Problem description:
Your reply should be the whole listing, copied exactly, with the pictures left out.

Provided records:

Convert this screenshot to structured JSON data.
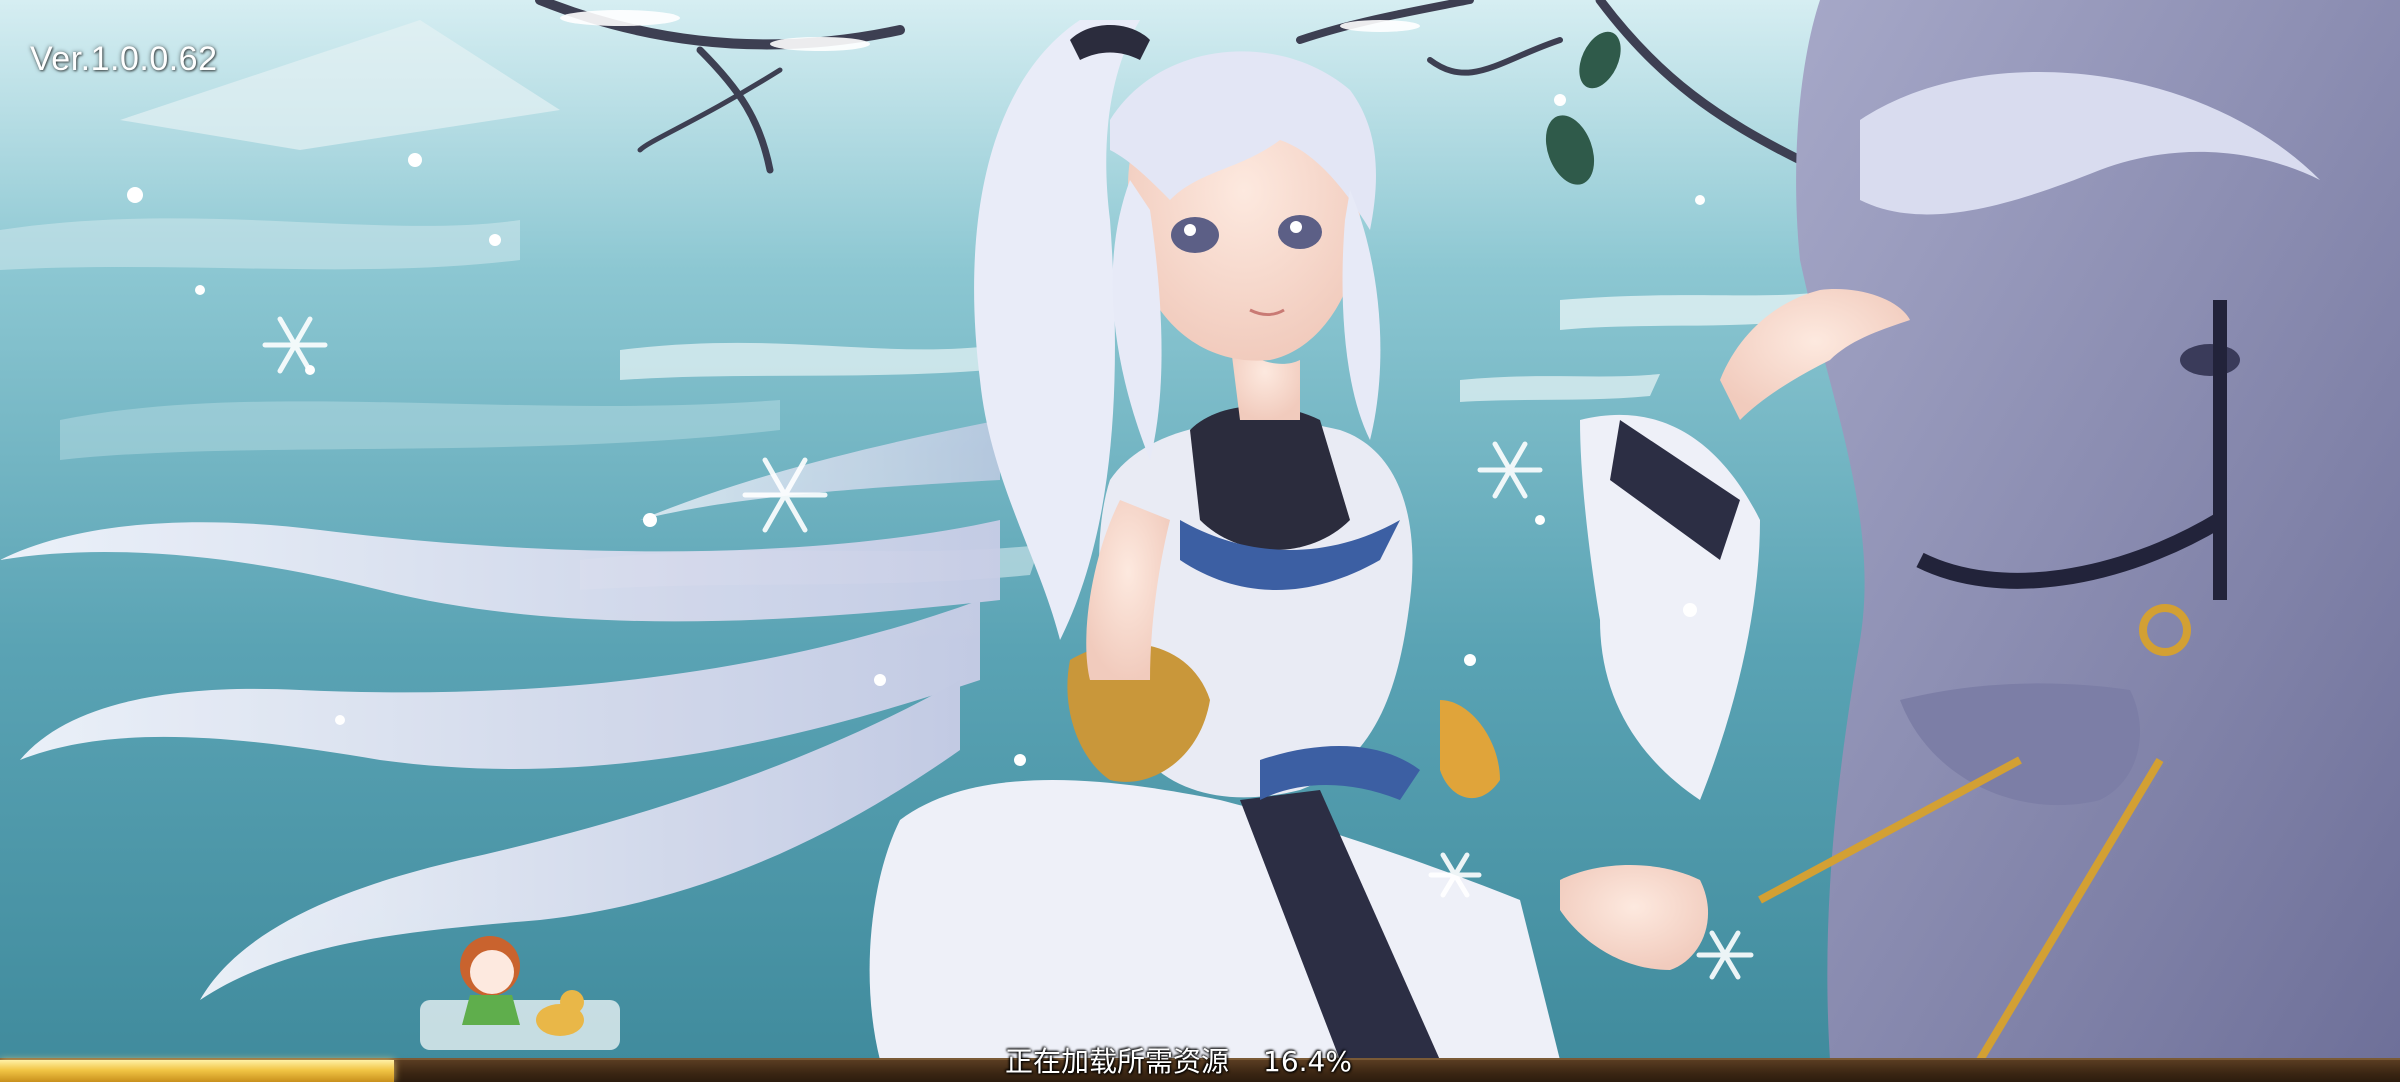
{
  "version_label": "Ver.1.0.0.62",
  "loading": {
    "status_text": "正在加载所需资源",
    "percent_text": "16.4%",
    "progress": 0.164
  },
  "colors": {
    "ice_light": "#bfe3ea",
    "ice_mid": "#6fb3c2",
    "ice_dark": "#3c8798",
    "bar_fill": "#f2c646",
    "bar_track": "#3b2613",
    "horse_body": "#8f91b4",
    "hair": "#e8ebf6"
  },
  "scene": {
    "character": "white-haired-heroine",
    "mount": "grey-horse",
    "chibi": "chibi-girl-and-dog",
    "weather": "snowfall"
  }
}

Exercise result:
Convert this screenshot to structured JSON data.
{
  "version_label": "Ver.1.0.0.62",
  "loading": {
    "status_text": "正在加载所需资源",
    "percent_text": "16.4%",
    "progress": 0.164
  },
  "colors": {
    "ice_light": "#bfe3ea",
    "ice_mid": "#6fb3c2",
    "ice_dark": "#3c8798",
    "bar_fill": "#f2c646",
    "bar_track": "#3b2613",
    "horse_body": "#8f91b4",
    "hair": "#e8ebf6"
  },
  "scene": {
    "character": "white-haired-heroine",
    "mount": "grey-horse",
    "chibi": "chibi-girl-and-dog",
    "weather": "snowfall"
  }
}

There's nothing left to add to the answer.